> [EXERCISE REQUIREMENTS] Give the entries below again exactly. Their pictures are not needed.

(Component data from apps and pages)
Segment Open

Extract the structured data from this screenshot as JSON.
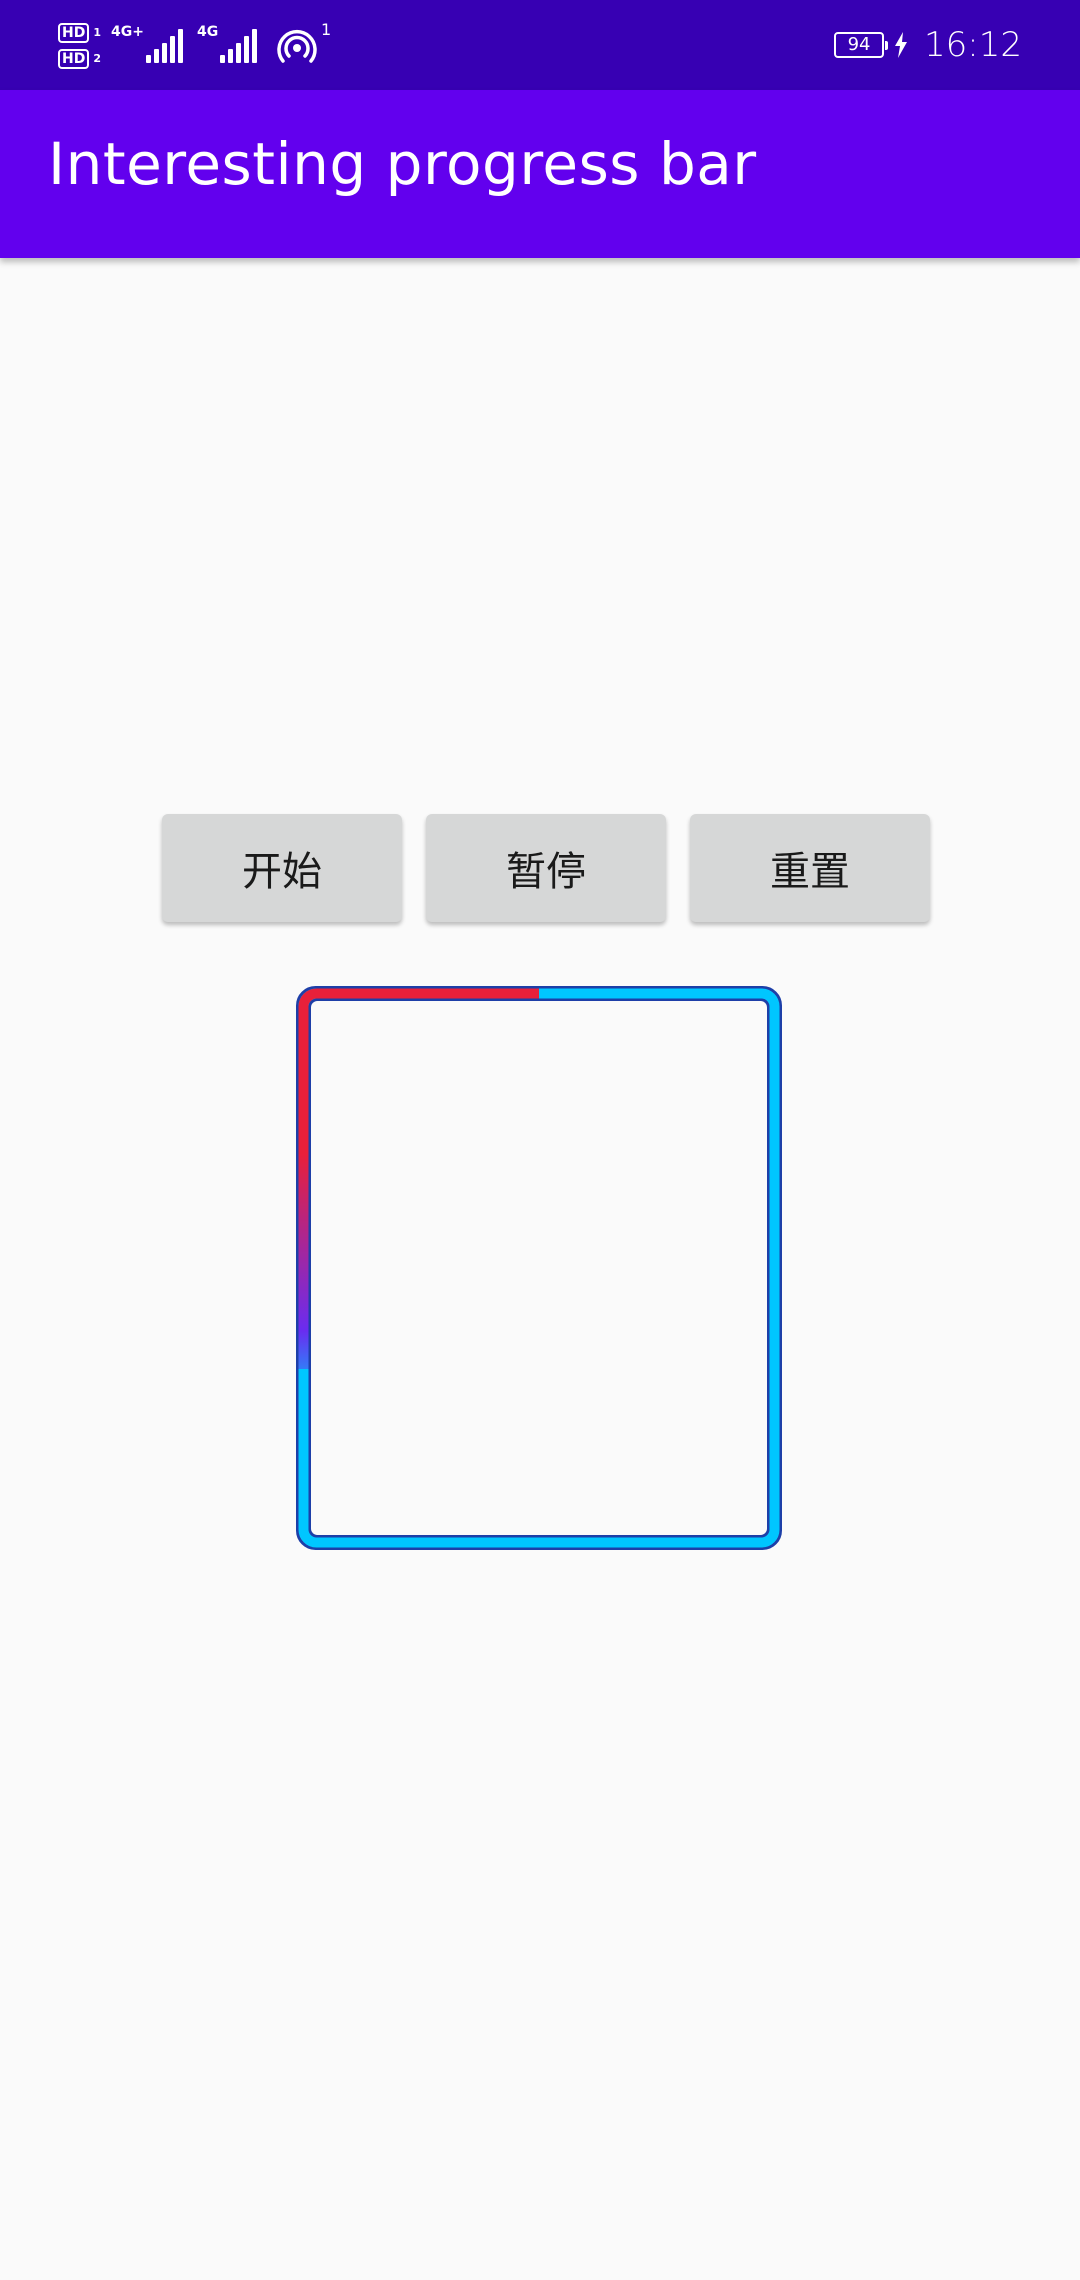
{
  "status_bar": {
    "hd1": "HD",
    "hd1_slot": "1",
    "hd2": "HD",
    "hd2_slot": "2",
    "net1": "4G+",
    "net2": "4G",
    "hotspot_count": "1",
    "battery": "94",
    "time": "16:12",
    "icons": [
      "hd-icon",
      "signal-icon",
      "hotspot-icon",
      "battery-icon",
      "charging-icon"
    ]
  },
  "app_bar": {
    "title": "Interesting progress bar",
    "color": "#6200ee"
  },
  "controls": {
    "start_label": "开始",
    "pause_label": "暂停",
    "reset_label": "重置"
  },
  "progress": {
    "value": 0.3,
    "track_color": "#00c6ff",
    "start_color": "#e8203a",
    "end_color": "#6a2cf0",
    "outline_color": "#1d3fa8"
  },
  "colors": {
    "status_bar": "#3700b3",
    "background": "#fafafa",
    "button": "#d6d7d7"
  }
}
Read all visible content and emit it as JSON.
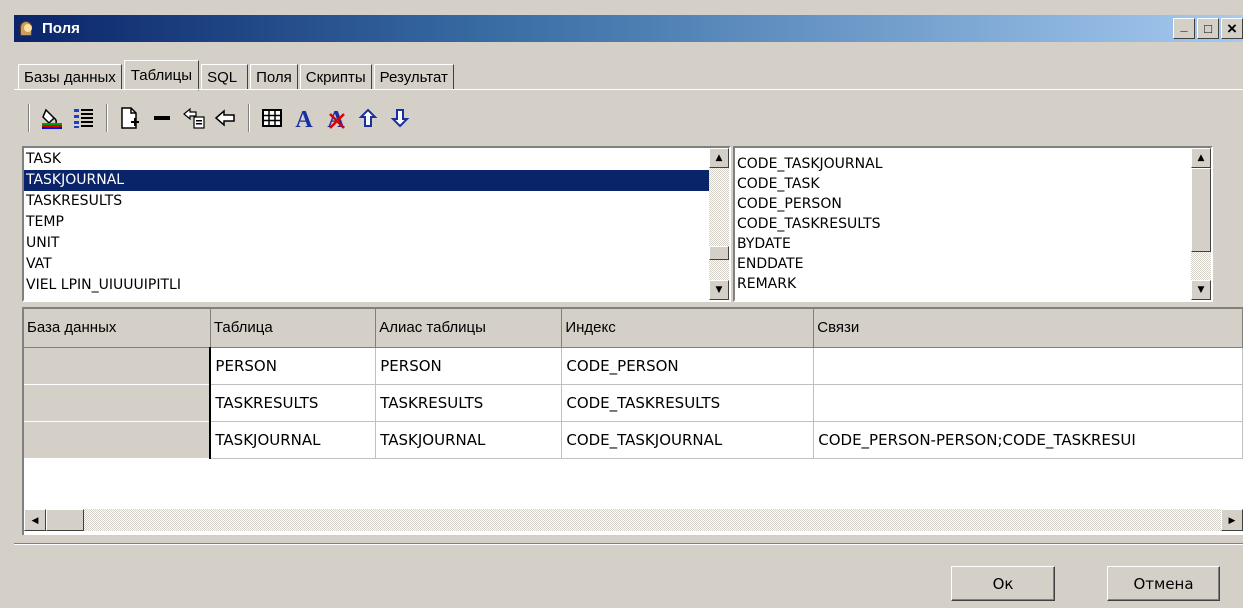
{
  "window": {
    "title": "Поля",
    "minimize": "_",
    "maximize": "□",
    "close": "×"
  },
  "tabs": [
    "Базы данных",
    "Таблицы",
    "SQL",
    "Поля",
    "Скрипты",
    "Результат"
  ],
  "active_tab": "Таблицы",
  "toolbar": {
    "icons": [
      "paint-bucket-icon",
      "numbered-list-icon",
      "new-document-icon",
      "remove-icon",
      "add-link-icon",
      "remove-link-icon",
      "grid-icon",
      "font-icon",
      "remove-font-icon",
      "arrow-up-icon",
      "arrow-down-icon"
    ]
  },
  "tables_list": {
    "items": [
      "TASK",
      "TASKJOURNAL",
      "TASKRESULTS",
      "TEMP",
      "UNIT",
      "VAT",
      "VIEL LPIN_UIUUUIPITLI"
    ],
    "selected": "TASKJOURNAL"
  },
  "fields_list": {
    "items": [
      "CODE_TASKJOURNAL",
      "CODE_TASK",
      "CODE_PERSON",
      "CODE_TASKRESULTS",
      "BYDATE",
      "ENDDATE",
      "REMARK"
    ]
  },
  "grid": {
    "headers": [
      "База данных",
      "Таблица",
      "Алиас таблицы",
      "Индекс",
      "Связи"
    ],
    "rows": [
      [
        "",
        "PERSON",
        "PERSON",
        "CODE_PERSON",
        ""
      ],
      [
        "",
        "TASKRESULTS",
        "TASKRESULTS",
        "CODE_TASKRESULTS",
        ""
      ],
      [
        "",
        "TASKJOURNAL",
        "TASKJOURNAL",
        "CODE_TASKJOURNAL",
        "CODE_PERSON-PERSON;CODE_TASKRESUI"
      ]
    ]
  },
  "buttons": {
    "ok": "Ок",
    "cancel": "Отмена"
  },
  "colors": {
    "selection": "#0a246a",
    "face": "#d4d0c8",
    "title_start": "#0a246a",
    "title_end": "#a6caf0"
  }
}
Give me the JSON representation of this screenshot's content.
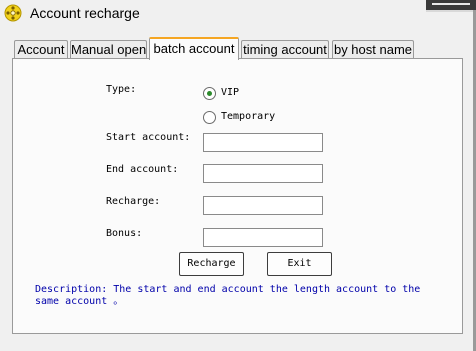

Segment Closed

> [WRITTEN ANSWER]
Extract the structured data from this screenshot as JSON.
{
  "status_bar": {
    "hd1": "HD",
    "hd1_slot": "1",
    "hd2": "HD",
    "hd2_slot": "2",
    "net1": "4G+",
    "net2": "4G",
    "hotspot_count": "1",
    "battery": "94",
    "time": "16:12",
    "icons": [
      "hd-icon",
      "signal-icon",
      "hotspot-icon",
      "battery-icon",
      "charging-icon"
    ]
  },
  "app_bar": {
    "title": "Interesting progress bar",
    "color": "#6200ee"
  },
  "controls": {
    "start_label": "开始",
    "pause_label": "暂停",
    "reset_label": "重置"
  },
  "progress": {
    "value": 0.3,
    "track_color": "#00c6ff",
    "start_color": "#e8203a",
    "end_color": "#6a2cf0",
    "outline_color": "#1d3fa8"
  },
  "colors": {
    "status_bar": "#3700b3",
    "background": "#fafafa",
    "button": "#d6d7d7"
  }
}
Read all visible content and emit it as JSON.
{
  "window": {
    "title": "Поля",
    "minimize": "_",
    "maximize": "□",
    "close": "×"
  },
  "tabs": [
    "Базы данных",
    "Таблицы",
    "SQL",
    "Поля",
    "Скрипты",
    "Результат"
  ],
  "active_tab": "Таблицы",
  "toolbar": {
    "icons": [
      "paint-bucket-icon",
      "numbered-list-icon",
      "new-document-icon",
      "remove-icon",
      "add-link-icon",
      "remove-link-icon",
      "grid-icon",
      "font-icon",
      "remove-font-icon",
      "arrow-up-icon",
      "arrow-down-icon"
    ]
  },
  "tables_list": {
    "items": [
      "TASK",
      "TASKJOURNAL",
      "TASKRESULTS",
      "TEMP",
      "UNIT",
      "VAT",
      "VIEL LPIN_UIUUUIPITLI"
    ],
    "selected": "TASKJOURNAL"
  },
  "fields_list": {
    "items": [
      "CODE_TASKJOURNAL",
      "CODE_TASK",
      "CODE_PERSON",
      "CODE_TASKRESULTS",
      "BYDATE",
      "ENDDATE",
      "REMARK"
    ]
  },
  "grid": {
    "headers": [
      "База данных",
      "Таблица",
      "Алиас таблицы",
      "Индекс",
      "Связи"
    ],
    "rows": [
      [
        "",
        "PERSON",
        "PERSON",
        "CODE_PERSON",
        ""
      ],
      [
        "",
        "TASKRESULTS",
        "TASKRESULTS",
        "CODE_TASKRESULTS",
        ""
      ],
      [
        "",
        "TASKJOURNAL",
        "TASKJOURNAL",
        "CODE_TASKJOURNAL",
        "CODE_PERSON-PERSON;CODE_TASKRESUI"
      ]
    ]
  },
  "buttons": {
    "ok": "Ок",
    "cancel": "Отмена"
  },
  "colors": {
    "selection": "#0a246a",
    "face": "#d4d0c8",
    "title_start": "#0a246a",
    "title_end": "#a6caf0"
  }
}
Give me the JSON representation of this screenshot's content.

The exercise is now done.